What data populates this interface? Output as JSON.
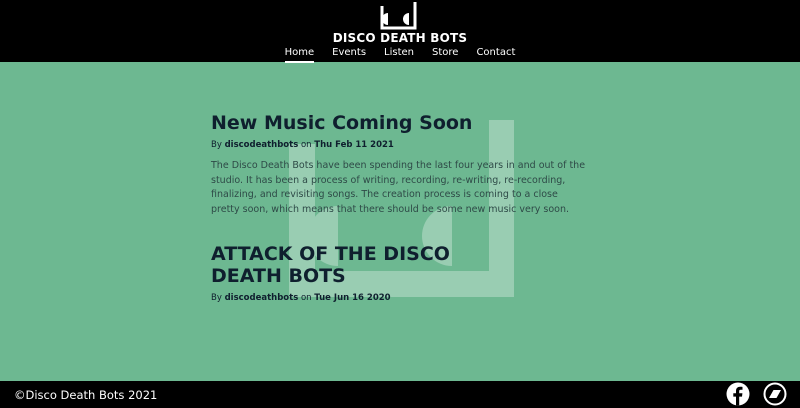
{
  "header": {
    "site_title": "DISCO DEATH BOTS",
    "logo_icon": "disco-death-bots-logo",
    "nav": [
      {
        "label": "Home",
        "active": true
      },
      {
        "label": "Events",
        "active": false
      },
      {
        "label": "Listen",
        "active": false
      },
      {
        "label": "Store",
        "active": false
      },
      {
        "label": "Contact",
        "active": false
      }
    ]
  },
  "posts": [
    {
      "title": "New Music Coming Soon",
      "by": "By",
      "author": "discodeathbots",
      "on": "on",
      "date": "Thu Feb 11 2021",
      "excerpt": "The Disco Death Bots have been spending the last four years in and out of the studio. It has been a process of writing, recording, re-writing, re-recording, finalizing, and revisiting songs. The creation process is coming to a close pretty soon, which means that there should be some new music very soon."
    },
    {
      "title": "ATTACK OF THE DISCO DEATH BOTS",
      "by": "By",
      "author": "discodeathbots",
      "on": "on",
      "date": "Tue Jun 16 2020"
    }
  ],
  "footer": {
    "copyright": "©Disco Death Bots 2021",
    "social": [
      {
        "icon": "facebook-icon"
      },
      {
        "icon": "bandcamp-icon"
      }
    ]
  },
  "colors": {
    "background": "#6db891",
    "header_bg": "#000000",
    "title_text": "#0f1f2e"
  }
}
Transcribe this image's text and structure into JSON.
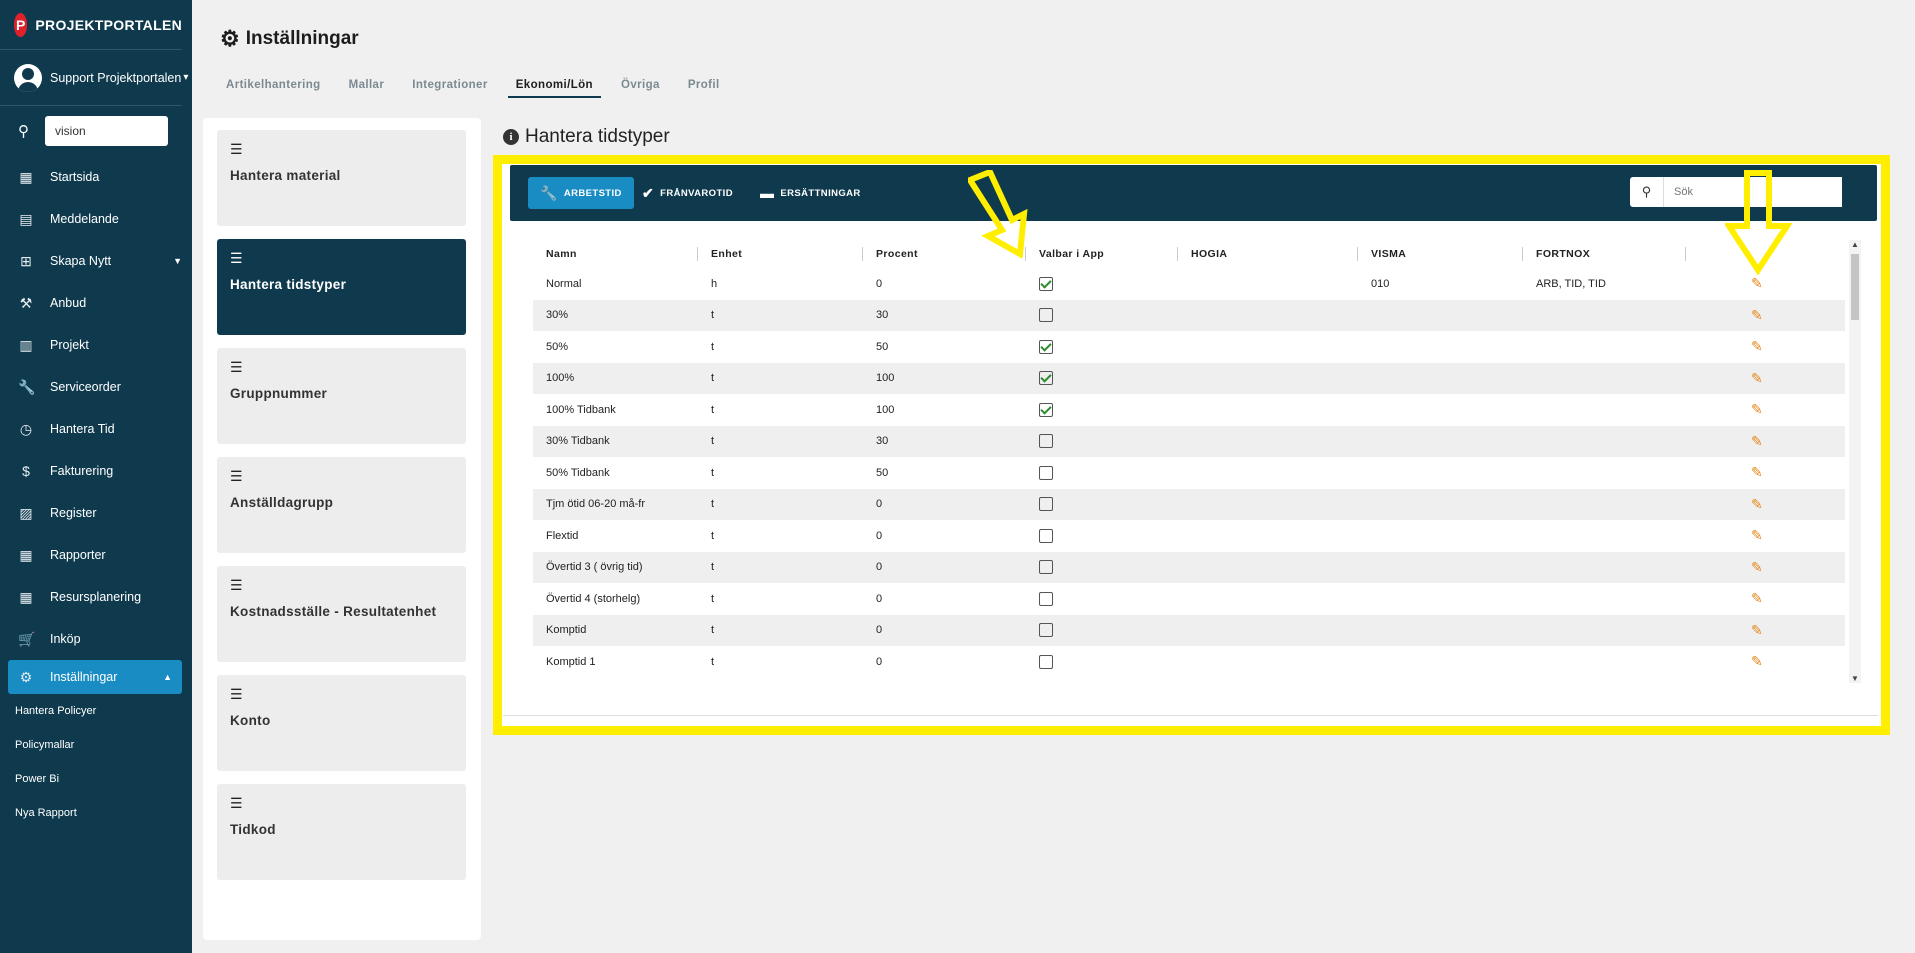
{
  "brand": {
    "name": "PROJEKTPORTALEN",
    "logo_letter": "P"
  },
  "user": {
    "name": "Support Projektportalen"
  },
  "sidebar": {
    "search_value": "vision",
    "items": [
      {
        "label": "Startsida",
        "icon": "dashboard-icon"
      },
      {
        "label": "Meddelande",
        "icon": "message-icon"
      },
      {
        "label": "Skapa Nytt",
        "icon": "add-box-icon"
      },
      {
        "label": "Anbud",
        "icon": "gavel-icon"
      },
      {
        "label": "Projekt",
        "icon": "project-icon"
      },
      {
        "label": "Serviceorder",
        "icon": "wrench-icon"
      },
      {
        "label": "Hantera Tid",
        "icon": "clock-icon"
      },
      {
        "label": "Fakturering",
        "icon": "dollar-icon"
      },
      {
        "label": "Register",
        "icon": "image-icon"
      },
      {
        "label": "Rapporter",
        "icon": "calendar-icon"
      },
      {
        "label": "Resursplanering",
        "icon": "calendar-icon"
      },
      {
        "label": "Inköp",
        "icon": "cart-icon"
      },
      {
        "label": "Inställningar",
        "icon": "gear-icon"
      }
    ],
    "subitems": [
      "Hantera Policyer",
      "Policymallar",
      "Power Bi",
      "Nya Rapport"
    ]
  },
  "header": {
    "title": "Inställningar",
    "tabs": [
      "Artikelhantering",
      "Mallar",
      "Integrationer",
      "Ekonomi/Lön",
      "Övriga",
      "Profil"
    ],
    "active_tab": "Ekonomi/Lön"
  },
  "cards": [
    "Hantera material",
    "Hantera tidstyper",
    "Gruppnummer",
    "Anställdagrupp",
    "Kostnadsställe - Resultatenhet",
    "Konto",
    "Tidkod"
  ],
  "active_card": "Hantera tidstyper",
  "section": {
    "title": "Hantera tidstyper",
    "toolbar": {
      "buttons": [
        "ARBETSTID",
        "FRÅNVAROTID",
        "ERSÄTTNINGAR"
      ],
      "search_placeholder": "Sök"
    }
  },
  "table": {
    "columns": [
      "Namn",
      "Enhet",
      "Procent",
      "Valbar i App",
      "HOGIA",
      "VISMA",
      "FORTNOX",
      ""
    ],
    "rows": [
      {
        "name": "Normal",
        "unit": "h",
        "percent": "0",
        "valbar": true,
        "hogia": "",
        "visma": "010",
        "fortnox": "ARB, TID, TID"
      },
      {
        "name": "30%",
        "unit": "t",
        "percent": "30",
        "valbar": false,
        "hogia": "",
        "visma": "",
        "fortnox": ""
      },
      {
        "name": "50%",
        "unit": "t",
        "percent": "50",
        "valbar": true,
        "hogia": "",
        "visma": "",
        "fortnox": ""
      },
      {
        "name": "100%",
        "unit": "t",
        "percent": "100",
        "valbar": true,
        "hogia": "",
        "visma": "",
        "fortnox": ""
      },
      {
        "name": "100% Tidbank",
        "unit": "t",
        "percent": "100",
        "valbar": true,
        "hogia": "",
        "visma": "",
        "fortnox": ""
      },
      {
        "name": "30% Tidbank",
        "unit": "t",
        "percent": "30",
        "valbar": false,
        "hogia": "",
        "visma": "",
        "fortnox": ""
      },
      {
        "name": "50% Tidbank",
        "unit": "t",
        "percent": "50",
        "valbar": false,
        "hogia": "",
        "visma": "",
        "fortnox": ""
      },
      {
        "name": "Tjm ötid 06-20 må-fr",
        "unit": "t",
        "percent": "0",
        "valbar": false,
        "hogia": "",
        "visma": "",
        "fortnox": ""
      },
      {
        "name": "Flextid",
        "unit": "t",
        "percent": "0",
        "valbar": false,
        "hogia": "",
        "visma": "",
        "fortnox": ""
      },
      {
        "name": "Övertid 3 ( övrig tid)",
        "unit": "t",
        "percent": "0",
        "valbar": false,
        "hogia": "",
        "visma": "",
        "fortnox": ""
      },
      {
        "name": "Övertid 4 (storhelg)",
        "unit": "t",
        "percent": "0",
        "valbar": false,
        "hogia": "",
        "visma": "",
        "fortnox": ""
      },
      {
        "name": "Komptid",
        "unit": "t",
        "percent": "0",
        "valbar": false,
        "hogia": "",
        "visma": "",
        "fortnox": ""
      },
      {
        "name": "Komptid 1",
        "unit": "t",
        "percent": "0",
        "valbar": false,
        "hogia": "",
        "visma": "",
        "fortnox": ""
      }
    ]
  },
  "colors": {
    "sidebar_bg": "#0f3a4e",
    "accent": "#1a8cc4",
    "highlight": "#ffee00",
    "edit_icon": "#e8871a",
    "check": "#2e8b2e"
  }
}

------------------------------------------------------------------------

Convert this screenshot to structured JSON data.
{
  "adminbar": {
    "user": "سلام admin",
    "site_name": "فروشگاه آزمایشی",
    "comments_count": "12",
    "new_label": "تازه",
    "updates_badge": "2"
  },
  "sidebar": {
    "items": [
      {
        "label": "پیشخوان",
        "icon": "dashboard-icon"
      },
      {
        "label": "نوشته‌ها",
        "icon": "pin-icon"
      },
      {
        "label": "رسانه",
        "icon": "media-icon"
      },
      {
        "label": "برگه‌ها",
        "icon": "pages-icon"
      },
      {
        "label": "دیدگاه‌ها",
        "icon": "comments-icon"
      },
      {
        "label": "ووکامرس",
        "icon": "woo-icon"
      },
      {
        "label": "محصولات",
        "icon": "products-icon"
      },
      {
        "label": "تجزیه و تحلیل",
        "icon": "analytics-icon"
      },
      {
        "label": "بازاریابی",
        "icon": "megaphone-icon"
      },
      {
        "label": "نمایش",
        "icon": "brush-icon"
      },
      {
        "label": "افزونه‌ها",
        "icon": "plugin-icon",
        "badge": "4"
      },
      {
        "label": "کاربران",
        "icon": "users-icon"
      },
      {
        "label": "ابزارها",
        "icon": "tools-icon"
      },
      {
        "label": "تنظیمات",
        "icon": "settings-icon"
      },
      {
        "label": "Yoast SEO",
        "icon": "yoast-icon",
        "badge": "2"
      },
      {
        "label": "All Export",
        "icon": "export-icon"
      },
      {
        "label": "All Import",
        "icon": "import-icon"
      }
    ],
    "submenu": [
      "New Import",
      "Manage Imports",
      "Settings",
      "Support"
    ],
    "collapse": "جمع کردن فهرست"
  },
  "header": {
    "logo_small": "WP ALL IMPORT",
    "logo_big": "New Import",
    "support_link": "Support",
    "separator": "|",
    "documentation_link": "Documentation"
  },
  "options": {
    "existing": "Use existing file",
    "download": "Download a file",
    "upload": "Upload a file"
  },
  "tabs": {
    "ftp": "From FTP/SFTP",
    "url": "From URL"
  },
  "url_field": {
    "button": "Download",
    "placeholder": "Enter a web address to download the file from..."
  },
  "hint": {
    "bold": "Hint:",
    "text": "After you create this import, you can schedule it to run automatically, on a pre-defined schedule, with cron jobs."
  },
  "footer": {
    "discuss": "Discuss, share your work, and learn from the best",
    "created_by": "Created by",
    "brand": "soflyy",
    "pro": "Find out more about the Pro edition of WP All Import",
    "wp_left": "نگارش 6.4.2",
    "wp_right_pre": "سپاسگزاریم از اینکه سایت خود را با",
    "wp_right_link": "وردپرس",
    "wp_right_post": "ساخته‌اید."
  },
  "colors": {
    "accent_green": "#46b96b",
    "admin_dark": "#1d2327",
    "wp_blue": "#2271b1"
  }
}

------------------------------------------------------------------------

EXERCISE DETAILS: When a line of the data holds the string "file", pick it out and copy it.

RESULT BELOW:
    "existing": "Use existing file",
    "download": "Download a file",
    "upload": "Upload a file"
    "placeholder": "Enter a web address to download the file from..."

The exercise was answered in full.